Seven years. For his most loyal fans, it probably felt like an eternity. But taking that much time off to break away from his exhausting write, record, tour routine was clearly one of the smartest decisions Morrissey ever made.
The permanently woeful singer disappeared for nearly a decade after a succession of solo releases and a humiliating legal defeat (ex-Smiths drummer Mike Joyce successfully sued him over unpaid recording and performance royalties in the late ’90s).
As a result, his return to full-time music making in 2004 was not only surprising but triumphant. Of all the comebacks this decade, his was the most welcome.
Years of Refusal is the 50-year-old singer’s ninth proper studio release and the followup to last year’s solid but unnecessary Greatest Hits. For the most part, it’s reminiscent of Southpaw Grammar with its frequent use of military drum patterns, energetically driving guitars and mostly tight running times.
Lyrically, it’s not much different from past offerings (the album could’ve been called More Songs About Death And Loneliness), but Morrissey continues to find interesting variations on his favourite themes. Overall, this is one of his most confident-sounding records to date.
Being middle-aged hasn’t eased his sense of cruelty. On It’s Not Your Birthday Anymore, which sounds like a cross between With or Without You and My Hero, he coldly informs a potential love interest, “There’s no need to be kind to you/and the will to see you smile and belong has now gone.”
On Sorry Doesn’t Help, an ex-lover is scolded: “You lied about the lies that you told/which is the full extent of what being you is all about.”
During the Spanish-flavoured When Last I Spoke to Carol, which features an entertaining horn section, he bluntly kisses off the title character: “I can’t pretend I feel love for you.” You don’t want to know what happens to Carol at the end.
When he’s not being brutal, he’s the spokesman for the forlorn generation, terminally resigned to the idea of a life without true love. Black Cloud’s chorus steals its rhythm from Monster Magnet’s Powertrip and features Jeff Beck on guitar. No amount of effort on Morrissey’s part can lead to a successful seduction: “There is nothing I can do to make you mine.”

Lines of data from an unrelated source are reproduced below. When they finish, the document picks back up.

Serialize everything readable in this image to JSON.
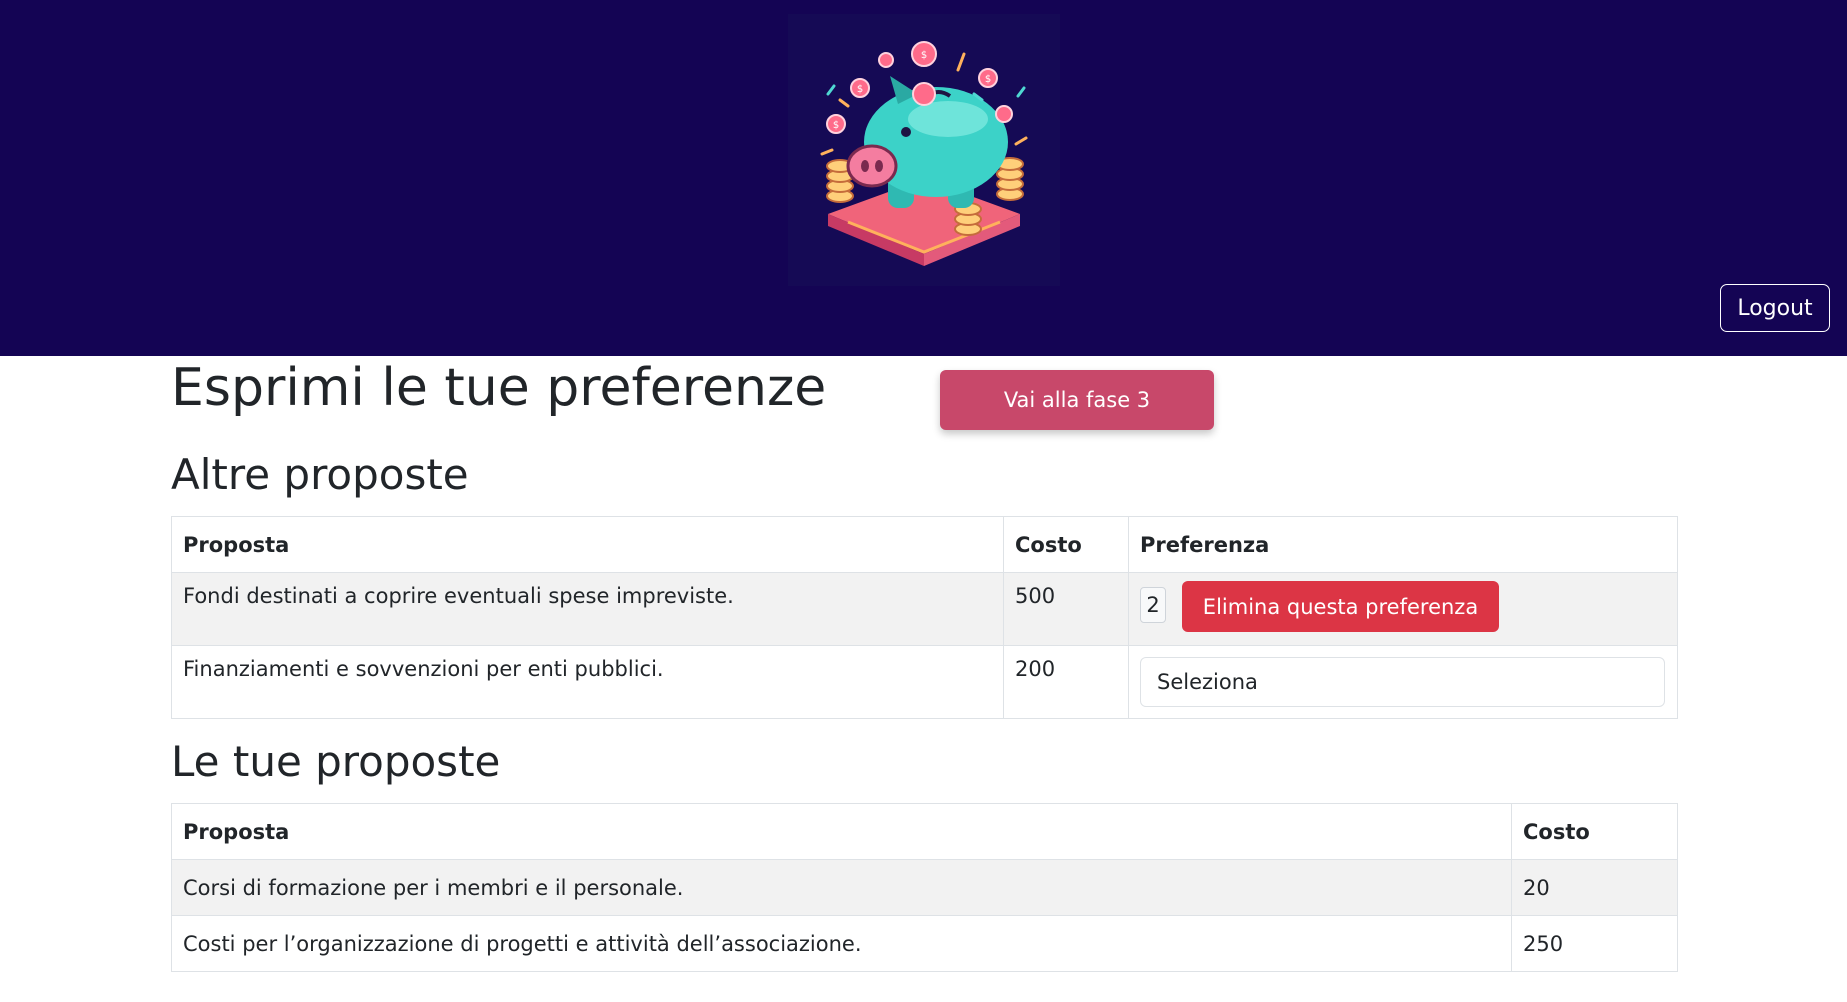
{
  "header": {
    "logo_alt": "piggy-bank-logo",
    "logout_label": "Logout"
  },
  "page": {
    "title": "Esprimi le tue preferenze",
    "phase_button": "Vai alla fase 3"
  },
  "other_proposals": {
    "title": "Altre proposte",
    "headers": [
      "Proposta",
      "Costo",
      "Preferenza"
    ],
    "rows": [
      {
        "proposta": "Fondi destinati a coprire eventuali spese impreviste.",
        "costo": "500",
        "preferenza_value": "2",
        "delete_label": "Elimina questa preferenza"
      },
      {
        "proposta": "Finanziamenti e sovvenzioni per enti pubblici.",
        "costo": "200",
        "select_value": "Seleziona"
      }
    ]
  },
  "my_proposals": {
    "title": "Le tue proposte",
    "headers": [
      "Proposta",
      "Costo"
    ],
    "rows": [
      {
        "proposta": "Corsi di formazione per i membri e il personale.",
        "costo": "20"
      },
      {
        "proposta": "Costi per l’organizzazione di progetti e attività dell’associazione.",
        "costo": "250"
      }
    ]
  },
  "colors": {
    "header_bg": "#140454",
    "phase_button": "#c8486a",
    "delete_button": "#dc3545"
  }
}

The drug-addicted protagonist in Something Is Squeezing My Skull wearily observes, “There is no love in modern life.” I’m Throwing My Arms Around Paris is Morrissey’s solution to an “absence” of “love” and “human touch.”
There’s also the self-explanatory and gripping I’m OK By Myself whose only flaw is some excessive vocal scatting near the end.
That’s How People Grow Up features the lovely soprano of Kristeen Young at the top and showcases a philosophical Morrissey bemoaning the whole idea of romance as a complete waste of time.
And then, there are the eulogies: The matriarch driven to suicide and greatly missed by her family in Mama Lay Softly on The Riverbed (“It’s just so lonely here without you.”), which features a guitar section that would make Captain Beefheart raise an eyebrow.
And the mysterious, bedridden sufferer in the gorgeously heartbreaking You Were Good in Your Time (“You made me feel less alone”) which suddenly changes track in its final two minutes.
After Morrissey sings the final lyric, the music stops and the French dialogue that has been playing in the background throughout can be heard a bit better. A more unsettling arrangement begins, like something you would hear just before a kill scene in a horror film. It reminded me of Someone’s In The Wolf by Queens Of The Stone Age.
With no bad songs (the darkly biting All You Need Is Me rounds out the track listing) and plenty to sing along to, Years of Refusal offers endless emotional delights. Here’s hoping Morrissey never disappears again.
Hamilton, Ontario, Canada
Thursday, February 28, 2013